» **Action item**
The records below need to be copied in full. Match them exactly.
● ● ●
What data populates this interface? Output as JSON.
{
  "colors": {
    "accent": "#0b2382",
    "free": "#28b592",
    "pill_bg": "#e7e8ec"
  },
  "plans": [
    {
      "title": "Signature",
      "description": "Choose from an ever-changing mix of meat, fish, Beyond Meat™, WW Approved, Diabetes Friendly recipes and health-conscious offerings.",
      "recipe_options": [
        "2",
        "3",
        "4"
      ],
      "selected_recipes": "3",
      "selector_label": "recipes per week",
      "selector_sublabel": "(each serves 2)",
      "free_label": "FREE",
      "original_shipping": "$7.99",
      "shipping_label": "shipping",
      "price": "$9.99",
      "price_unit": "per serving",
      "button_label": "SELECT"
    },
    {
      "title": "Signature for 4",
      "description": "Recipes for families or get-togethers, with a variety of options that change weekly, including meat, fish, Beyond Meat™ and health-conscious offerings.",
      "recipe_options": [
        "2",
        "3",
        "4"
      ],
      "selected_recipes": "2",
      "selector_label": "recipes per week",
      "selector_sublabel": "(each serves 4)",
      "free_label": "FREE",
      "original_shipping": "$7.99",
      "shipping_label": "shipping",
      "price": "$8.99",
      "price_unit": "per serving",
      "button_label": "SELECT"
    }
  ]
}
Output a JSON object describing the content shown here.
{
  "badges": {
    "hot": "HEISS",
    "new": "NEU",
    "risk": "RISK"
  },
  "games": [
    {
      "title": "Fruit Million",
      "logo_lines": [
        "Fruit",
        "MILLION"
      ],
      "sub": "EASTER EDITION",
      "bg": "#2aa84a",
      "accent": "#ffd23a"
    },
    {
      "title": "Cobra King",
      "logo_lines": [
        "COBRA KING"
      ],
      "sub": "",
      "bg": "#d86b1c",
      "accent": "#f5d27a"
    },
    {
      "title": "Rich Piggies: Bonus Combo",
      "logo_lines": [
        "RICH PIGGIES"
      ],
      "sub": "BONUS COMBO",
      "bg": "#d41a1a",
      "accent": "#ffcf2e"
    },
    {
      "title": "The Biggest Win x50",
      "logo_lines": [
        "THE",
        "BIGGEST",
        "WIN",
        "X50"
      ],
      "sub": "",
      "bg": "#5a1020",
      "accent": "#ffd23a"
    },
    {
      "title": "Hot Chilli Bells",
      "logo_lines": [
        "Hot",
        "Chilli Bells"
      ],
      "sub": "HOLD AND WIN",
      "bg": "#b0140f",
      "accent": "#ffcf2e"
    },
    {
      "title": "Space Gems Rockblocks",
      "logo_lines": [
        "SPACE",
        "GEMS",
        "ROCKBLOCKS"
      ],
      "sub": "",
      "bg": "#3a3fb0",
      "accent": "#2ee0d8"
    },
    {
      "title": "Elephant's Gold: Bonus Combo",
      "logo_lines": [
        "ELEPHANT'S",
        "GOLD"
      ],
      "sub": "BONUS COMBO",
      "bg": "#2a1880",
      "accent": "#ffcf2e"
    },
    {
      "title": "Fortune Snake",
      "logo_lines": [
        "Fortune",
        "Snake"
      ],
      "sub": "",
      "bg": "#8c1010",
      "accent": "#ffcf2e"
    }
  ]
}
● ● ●
» **Finished task**
What data populates this interface? Output as JSON.
{
  "colors": {
    "accent": "#0b2382",
    "free": "#28b592",
    "pill_bg": "#e7e8ec"
  },
  "plans": [
    {
      "title": "Signature",
      "description": "Choose from an ever-changing mix of meat, fish, Beyond Meat™, WW Approved, Diabetes Friendly recipes and health-conscious offerings.",
      "recipe_options": [
        "2",
        "3",
        "4"
      ],
      "selected_recipes": "3",
      "selector_label": "recipes per week",
      "selector_sublabel": "(each serves 2)",
      "free_label": "FREE",
      "original_shipping": "$7.99",
      "shipping_label": "shipping",
      "price": "$9.99",
      "price_unit": "per serving",
      "button_label": "SELECT"
    },
    {
      "title": "Signature for 4",
      "description": "Recipes for families or get-togethers, with a variety of options that change weekly, including meat, fish, Beyond Meat™ and health-conscious offerings.",
      "recipe_options": [
        "2",
        "3",
        "4"
      ],
      "selected_recipes": "2",
      "selector_label": "recipes per week",
      "selector_sublabel": "(each serves 4)",
      "free_label": "FREE",
      "original_shipping": "$7.99",
      "shipping_label": "shipping",
      "price": "$8.99",
      "price_unit": "per serving",
      "button_label": "SELECT"
    }
  ]
}
Output a JSON object describing the content shown here.
{
  "badges": {
    "hot": "HEISS",
    "new": "NEU",
    "risk": "RISK"
  },
  "games": [
    {
      "title": "Fruit Million",
      "logo_lines": [
        "Fruit",
        "MILLION"
      ],
      "sub": "EASTER EDITION",
      "bg": "#2aa84a",
      "accent": "#ffd23a"
    },
    {
      "title": "Cobra King",
      "logo_lines": [
        "COBRA KING"
      ],
      "sub": "",
      "bg": "#d86b1c",
      "accent": "#f5d27a"
    },
    {
      "title": "Rich Piggies: Bonus Combo",
      "logo_lines": [
        "RICH PIGGIES"
      ],
      "sub": "BONUS COMBO",
      "bg": "#d41a1a",
      "accent": "#ffcf2e"
    },
    {
      "title": "The Biggest Win x50",
      "logo_lines": [
        "THE",
        "BIGGEST",
        "WIN",
        "X50"
      ],
      "sub": "",
      "bg": "#5a1020",
      "accent": "#ffd23a"
    },
    {
      "title": "Hot Chilli Bells",
      "logo_lines": [
        "Hot",
        "Chilli Bells"
      ],
      "sub": "HOLD AND WIN",
      "bg": "#b0140f",
      "accent": "#ffcf2e"
    },
    {
      "title": "Space Gems Rockblocks",
      "logo_lines": [
        "SPACE",
        "GEMS",
        "ROCKBLOCKS"
      ],
      "sub": "",
      "bg": "#3a3fb0",
      "accent": "#2ee0d8"
    },
    {
      "title": "Elephant's Gold: Bonus Combo",
      "logo_lines": [
        "ELEPHANT'S",
        "GOLD"
      ],
      "sub": "BONUS COMBO",
      "bg": "#2a1880",
      "accent": "#ffcf2e"
    },
    {
      "title": "Fortune Snake",
      "logo_lines": [
        "Fortune",
        "Snake"
      ],
      "sub": "",
      "bg": "#8c1010",
      "accent": "#ffcf2e"
    }
  ]
}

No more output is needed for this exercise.